Tunneling wounds can be tricky to identify, as most of the tearing and damage occurs out of sight, beneath the skin. Wound tunneling can also extend the healing process much longer than normal as the torn flesh shifts with use, allowing for a buildup of dead skin and infection. A tunneled wound should be cared for as soon as possibly by a proper medical authority. Any wound can experience tunneling, especially those caused by cuts, puncture or other forms of damage that impacts more than just the surface layer of skin.
Tunneling means that a wound has channels extending from the central injury into the surrounding tissue, such as muscle and skin. These tunnels inhibit the wound’s healing rate, as the flesh is unable to maintain contact long enough for the mending process to initiate. Wound tunneling also can allow for abscesses—collections of pus—to form within the tunnel cavities, causing extended infection.
According to Dr. Laura Barnes, a skin care coordinator at Silver Cross Hospital, there are several reasons wound tunneling may occur. One scenario is through pressure on the wound which tears inner layers of skin apart.

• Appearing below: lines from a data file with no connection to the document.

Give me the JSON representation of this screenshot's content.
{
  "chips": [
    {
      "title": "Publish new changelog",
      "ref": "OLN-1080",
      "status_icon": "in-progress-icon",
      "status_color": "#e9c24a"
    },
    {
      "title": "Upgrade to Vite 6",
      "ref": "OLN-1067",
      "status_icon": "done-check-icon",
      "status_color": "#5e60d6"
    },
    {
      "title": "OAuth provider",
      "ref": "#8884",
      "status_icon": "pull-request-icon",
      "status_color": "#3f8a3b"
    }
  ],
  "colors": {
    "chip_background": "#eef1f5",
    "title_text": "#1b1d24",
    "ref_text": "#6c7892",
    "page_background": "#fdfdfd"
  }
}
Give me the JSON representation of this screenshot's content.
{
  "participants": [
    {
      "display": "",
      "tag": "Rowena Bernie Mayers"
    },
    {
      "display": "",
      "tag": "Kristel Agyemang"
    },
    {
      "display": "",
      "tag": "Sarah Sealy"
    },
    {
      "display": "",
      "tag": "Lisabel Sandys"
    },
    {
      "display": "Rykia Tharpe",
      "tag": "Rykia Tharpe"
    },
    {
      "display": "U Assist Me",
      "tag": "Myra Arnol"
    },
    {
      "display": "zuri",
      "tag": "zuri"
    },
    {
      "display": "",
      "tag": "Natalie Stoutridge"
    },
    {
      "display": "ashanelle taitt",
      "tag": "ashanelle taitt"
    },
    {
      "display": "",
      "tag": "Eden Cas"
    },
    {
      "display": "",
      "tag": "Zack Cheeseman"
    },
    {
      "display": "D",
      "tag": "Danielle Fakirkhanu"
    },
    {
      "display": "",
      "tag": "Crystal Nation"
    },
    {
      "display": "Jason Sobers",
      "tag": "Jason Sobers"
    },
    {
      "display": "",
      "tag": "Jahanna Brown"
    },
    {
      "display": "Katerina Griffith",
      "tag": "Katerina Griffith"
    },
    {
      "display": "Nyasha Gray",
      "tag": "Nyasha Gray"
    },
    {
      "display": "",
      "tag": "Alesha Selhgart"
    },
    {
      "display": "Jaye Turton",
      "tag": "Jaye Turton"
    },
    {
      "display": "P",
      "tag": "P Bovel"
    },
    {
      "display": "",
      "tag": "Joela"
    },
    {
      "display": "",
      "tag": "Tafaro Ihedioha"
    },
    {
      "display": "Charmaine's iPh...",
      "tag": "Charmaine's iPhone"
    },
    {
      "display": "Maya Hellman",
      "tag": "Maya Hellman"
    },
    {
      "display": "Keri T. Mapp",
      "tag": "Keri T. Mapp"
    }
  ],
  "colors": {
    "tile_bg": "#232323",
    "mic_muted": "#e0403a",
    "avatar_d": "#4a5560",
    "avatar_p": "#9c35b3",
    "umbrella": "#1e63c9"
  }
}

Also, dehydration of a wound may cause the skin to pucker and pull apart. The swollen flesh pushes away from itself when a wound is infected and inflamed, resulting in further tunneling.
Wounds are best treated by trained physicians. Common techniques for treating a wound tunnel involves cleaning the wound to avoid further infection. The wound is then filled with sterile packing to try and prevent abscesses from forming and prolonging the healing process. At this point, it becomes a matter of maintenance over a course of weeks or potentially months as the tunneled wound heals. Packing is replaced as required, and the wound is kept as clean as possible.
Medical equipment and tools used in the treatment of wound tunnels can include measuring devices (such as rulers or even tape measures) to determine the size of the wound, sterile dressing, gauze and antibiotic gels.
Most healthcare professionals such as doctors and registered nurses have the training to treat wound tunneling. The American Academy of Wound Management provides further training for Certified Wound Specialists, and anyone from physicians to nurses to physical therapists can reach this level of education and skill.